Pull up your socks, tourism chiefs tell HK
Updated: 2015-03-26 07:22
By Gladdy Chu in Hong Kong(HK Edition)
Travel industry experts warn there won't be enough tourists from other sources to make up for the loss from declining mainland tourist arrivals if some Hong Kong people's senseless and hostile attitude toward mainland visitors continues. Edmond Tang / China Daily
Tourism sector will not fade, but more promotion efforts are needed: Experts
Hong Kong's tourism industry is here to stay, and reports of its demise may have been grossly exaggerated, says the head of one of the city's largest tourist agencies.
Xu Muhan, executive director of China Travel International Investment Hong Kong, said on Wednesday that, compared with the general economic development trend, human factors only have a limited impact on regional tourism within a finite time and space.
The company, which has been expanding it regional tourism operations, posted a profit attributable to shareholders of HK$1.74 billion for last year - up 51 percent from 2013 - on a 9-percent rise in turnover to HK$4.48 billion. It declared a final dividend of two Hong Kong cents.
Addressing industry-wide concerns over the decline in the number of mainland visitors, who made up about 80 percent of all tourist arrivals, Xu said Hong Kong could try to make up by further exploring market potential by attracting more international travelers, including those from Southeast Asia.
But such sobering advice from him and others would likely fall on deaf ears as the tourism industry appears to have become obsessed with self-pity.
According to statistics from the Travel Industry Council of Hong Kong, tourist arrivals from the mainland individual travelers market surged by only 3.3 percent in January this year, compared with a 23.3-percent jump during the same period last year.

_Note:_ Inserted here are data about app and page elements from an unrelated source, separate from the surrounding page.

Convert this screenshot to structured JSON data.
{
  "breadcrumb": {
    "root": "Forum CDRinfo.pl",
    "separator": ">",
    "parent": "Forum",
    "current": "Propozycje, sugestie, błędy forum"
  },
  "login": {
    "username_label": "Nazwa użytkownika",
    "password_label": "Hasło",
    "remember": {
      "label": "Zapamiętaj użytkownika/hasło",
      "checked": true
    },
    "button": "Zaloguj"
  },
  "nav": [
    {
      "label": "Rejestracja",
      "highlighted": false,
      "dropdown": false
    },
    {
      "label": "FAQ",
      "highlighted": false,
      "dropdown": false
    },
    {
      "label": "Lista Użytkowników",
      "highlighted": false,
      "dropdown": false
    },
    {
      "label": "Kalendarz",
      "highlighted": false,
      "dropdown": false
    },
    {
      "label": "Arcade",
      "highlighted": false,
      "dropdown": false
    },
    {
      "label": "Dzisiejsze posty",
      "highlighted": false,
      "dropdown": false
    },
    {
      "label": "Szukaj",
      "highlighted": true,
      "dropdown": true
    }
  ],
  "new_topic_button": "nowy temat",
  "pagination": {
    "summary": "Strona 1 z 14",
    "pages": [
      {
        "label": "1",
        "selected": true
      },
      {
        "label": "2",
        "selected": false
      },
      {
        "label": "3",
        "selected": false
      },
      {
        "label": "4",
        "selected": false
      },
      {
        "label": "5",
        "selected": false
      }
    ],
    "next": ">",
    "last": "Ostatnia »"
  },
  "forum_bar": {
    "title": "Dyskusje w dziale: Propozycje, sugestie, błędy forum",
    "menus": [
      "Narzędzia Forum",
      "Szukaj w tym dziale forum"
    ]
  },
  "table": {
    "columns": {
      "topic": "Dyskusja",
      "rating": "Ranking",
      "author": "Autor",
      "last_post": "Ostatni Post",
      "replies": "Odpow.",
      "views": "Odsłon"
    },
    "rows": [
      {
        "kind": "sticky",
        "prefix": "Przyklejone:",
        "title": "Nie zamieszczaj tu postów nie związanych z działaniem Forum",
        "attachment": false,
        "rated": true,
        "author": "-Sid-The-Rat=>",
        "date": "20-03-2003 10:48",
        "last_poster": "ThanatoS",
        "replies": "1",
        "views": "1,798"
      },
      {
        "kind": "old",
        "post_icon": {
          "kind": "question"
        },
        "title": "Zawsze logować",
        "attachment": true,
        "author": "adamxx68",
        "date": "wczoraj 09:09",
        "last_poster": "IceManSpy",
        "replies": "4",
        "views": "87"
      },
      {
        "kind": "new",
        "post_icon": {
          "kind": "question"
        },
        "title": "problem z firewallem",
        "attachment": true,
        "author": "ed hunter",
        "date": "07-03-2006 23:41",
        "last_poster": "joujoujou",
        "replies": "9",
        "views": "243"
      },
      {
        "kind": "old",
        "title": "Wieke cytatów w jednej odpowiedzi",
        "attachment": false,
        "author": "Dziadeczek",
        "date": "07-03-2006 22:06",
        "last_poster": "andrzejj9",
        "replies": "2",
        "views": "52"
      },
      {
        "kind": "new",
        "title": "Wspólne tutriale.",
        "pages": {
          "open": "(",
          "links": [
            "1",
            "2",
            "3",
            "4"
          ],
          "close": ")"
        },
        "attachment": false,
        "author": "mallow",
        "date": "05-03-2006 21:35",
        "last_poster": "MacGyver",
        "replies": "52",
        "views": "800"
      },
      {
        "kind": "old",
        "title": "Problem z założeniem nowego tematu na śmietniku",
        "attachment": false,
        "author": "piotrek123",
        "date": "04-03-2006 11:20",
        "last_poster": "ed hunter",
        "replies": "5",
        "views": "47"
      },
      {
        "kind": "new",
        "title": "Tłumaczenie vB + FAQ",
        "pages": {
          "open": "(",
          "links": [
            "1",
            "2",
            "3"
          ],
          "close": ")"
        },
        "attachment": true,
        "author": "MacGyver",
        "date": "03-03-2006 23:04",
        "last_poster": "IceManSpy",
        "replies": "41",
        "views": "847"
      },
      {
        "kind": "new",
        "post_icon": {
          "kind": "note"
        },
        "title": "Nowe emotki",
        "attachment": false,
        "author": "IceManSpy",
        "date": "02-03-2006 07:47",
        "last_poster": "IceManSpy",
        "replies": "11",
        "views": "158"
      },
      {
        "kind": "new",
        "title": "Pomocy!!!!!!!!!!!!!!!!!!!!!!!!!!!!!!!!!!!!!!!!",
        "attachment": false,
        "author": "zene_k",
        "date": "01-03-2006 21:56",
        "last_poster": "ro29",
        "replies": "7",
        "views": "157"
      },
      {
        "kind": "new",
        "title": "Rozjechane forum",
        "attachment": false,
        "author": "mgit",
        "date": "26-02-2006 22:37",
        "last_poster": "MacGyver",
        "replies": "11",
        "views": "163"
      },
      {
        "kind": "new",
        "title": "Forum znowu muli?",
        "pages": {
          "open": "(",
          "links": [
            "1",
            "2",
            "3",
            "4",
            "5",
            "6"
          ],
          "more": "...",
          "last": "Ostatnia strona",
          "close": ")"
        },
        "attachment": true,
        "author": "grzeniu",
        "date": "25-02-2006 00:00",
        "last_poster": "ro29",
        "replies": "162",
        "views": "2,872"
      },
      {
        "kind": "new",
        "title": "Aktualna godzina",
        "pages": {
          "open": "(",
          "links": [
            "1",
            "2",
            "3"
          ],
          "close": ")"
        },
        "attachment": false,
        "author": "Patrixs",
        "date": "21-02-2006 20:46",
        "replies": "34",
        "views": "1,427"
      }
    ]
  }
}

Mainland tour groups to Hong Kong plunged 32.3 percent last month, compared with a 21.6-percent increase in February last year. The magnitude of the decline, though largely seasonal, has upset many stakeholders in the local tourism market, such as hoteliers, caterers, retailers and tourist agencies. They found the protests in the past few months particularly rueful because they were seen to be directed at mainland visitors.
Lam Chi-ting, general secretary of the Federation of Hong Kong Trade Unions in Tourism, said that due to the three-month "Occupy Central" demonstrations and the frequent protests against parallel traders in Hong Kong, the local tourism industry has lost its drive.
"We cannot see any alternative engine to drive the growth of the local tourism industry in future years," he said.
Adding to the woes is growing competition from Japan and Europe as tourist destinations, fueled by a steep depreciation of the Japanese yen and the euro against most major world currencies.
Lam believes that the government's efforts to mount a global promotion of Hong Kong as a tourist destination will not be of much help. "More than half of the Hong Kong Tourism Board's expenses have been put into promoting Hong Kong to overseas travelers annually. But, the effect is quite limited."
Lam also warned that with the scheduled opening of Shanghai Disneyland next year, Hong Kong will further lose its charm as a tourist destination for visitors from the Pearl River Delta.
However, he said Hong Kong remains attractive to mainland shoppers and those who have not been here. "But those senseless and hostile protests must stop or mainland tourists won't come. And, there won't be enough tourists from other sources to make up for the loss."
(HK Edition 03/26/2015 page8)